Born in New Westminster, British Columbia, Smith came of age during the Great Depression and along with many others struggled to find steady employment. He was 25 when he joined the Canadian Army on 5 March 1940, becoming part of the Seaforth Highlanders of Canada. In 1943, he first entered into combat. On 10 July 1943, he was part of the 1st Canadian Infantry Division landing in Sicily, remaining active throughout the Sicily and Italian campaign in 1943 and 1944.
On the night of 21/22 October 1944 at the River Savio, in Northern Italy, Private Smith was in the spearhead of the attack which established a bridgehead over the river. With a PIAT anti-tank launcher he put an enemy tank out of action at a range of 30 feet (10 metres), and while protecting a wounded comrade, he destroyed another tank and two self-propelled guns, and routed a number of the enemy infantry. During his career, Smith was promoted to corporal nine times, but subsequently demoted back to private nine times prior to his actions at the River Savio. He later achieved the rank of sergeant.
In the Spring of 2005, John Perry was approached by the Seaforth Highlanders of Canada and commissioned to paint a portrait of "Smokey". The resulting painting incorporated portions of his citation, the Victoria Cross medal, and the badge and tartan of the Seaforth Highlanders of Canada. The painting was reproduced as a limited edition print and the funds raised went into a charitable trust for education bursaries in his name. Although "Smokey" could not sign each print individually, he did sign the original which hangs in the Seaforth Highlanders of Canada Museum in Vancouver, BC. This was quite possibly the last time "Smokey" signed anything as he struggled to get it "just right" and passed away soon after.
With his passing, a significant chapter in Canadian military history was closed.

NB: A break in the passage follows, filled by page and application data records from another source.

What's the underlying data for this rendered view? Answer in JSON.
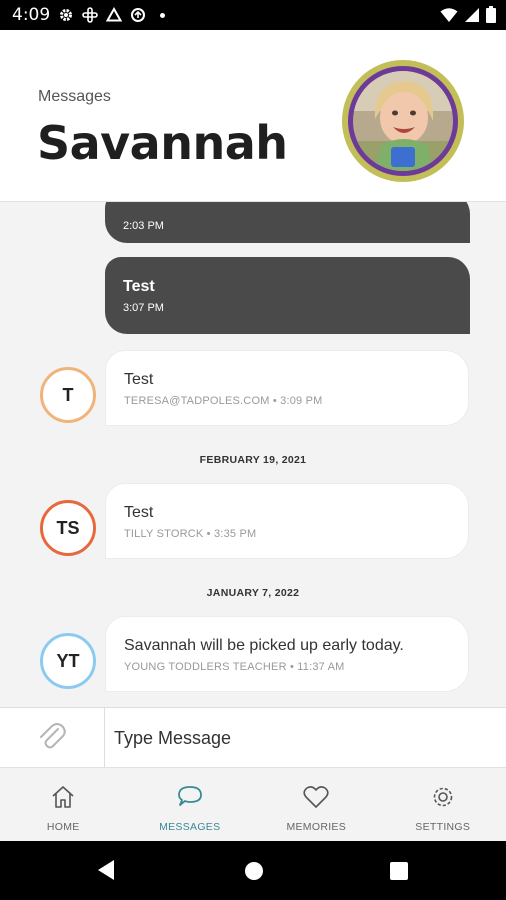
{
  "status_bar": {
    "time": "4:09"
  },
  "header": {
    "label": "Messages",
    "title": "Savannah"
  },
  "messages": [
    {
      "type": "outgoing",
      "time": "2:03 PM"
    },
    {
      "type": "outgoing",
      "text": "Test",
      "time": "3:07 PM"
    },
    {
      "type": "incoming",
      "initials": "T",
      "text": "Test",
      "meta": "TERESA@TADPOLES.COM • 3:09 PM",
      "color": "#f0b37a"
    },
    {
      "type": "date",
      "text": "FEBRUARY 19, 2021"
    },
    {
      "type": "incoming",
      "initials": "TS",
      "text": "Test",
      "meta": "TILLY STORCK • 3:35 PM",
      "color": "#e8683e"
    },
    {
      "type": "date",
      "text": "JANUARY 7, 2022"
    },
    {
      "type": "incoming",
      "initials": "YT",
      "text": "Savannah will be picked up early today.",
      "meta": "YOUNG TODDLERS TEACHER • 11:37 AM",
      "color": "#8ccbef"
    }
  ],
  "composer": {
    "placeholder": "Type Message"
  },
  "nav": [
    {
      "label": "HOME",
      "icon": "home-icon"
    },
    {
      "label": "MESSAGES",
      "icon": "chat-icon",
      "active": true
    },
    {
      "label": "MEMORIES",
      "icon": "heart-icon"
    },
    {
      "label": "SETTINGS",
      "icon": "gear-icon"
    }
  ],
  "colors": {
    "accent": "#3a8a95",
    "outgoing_bubble": "#4a4a4a",
    "avatar_ring": "#c2bf58",
    "avatar_border": "#6e3a9a"
  }
}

I was proud to have been a part of that, as the portrait was used for the official Funeral Service program.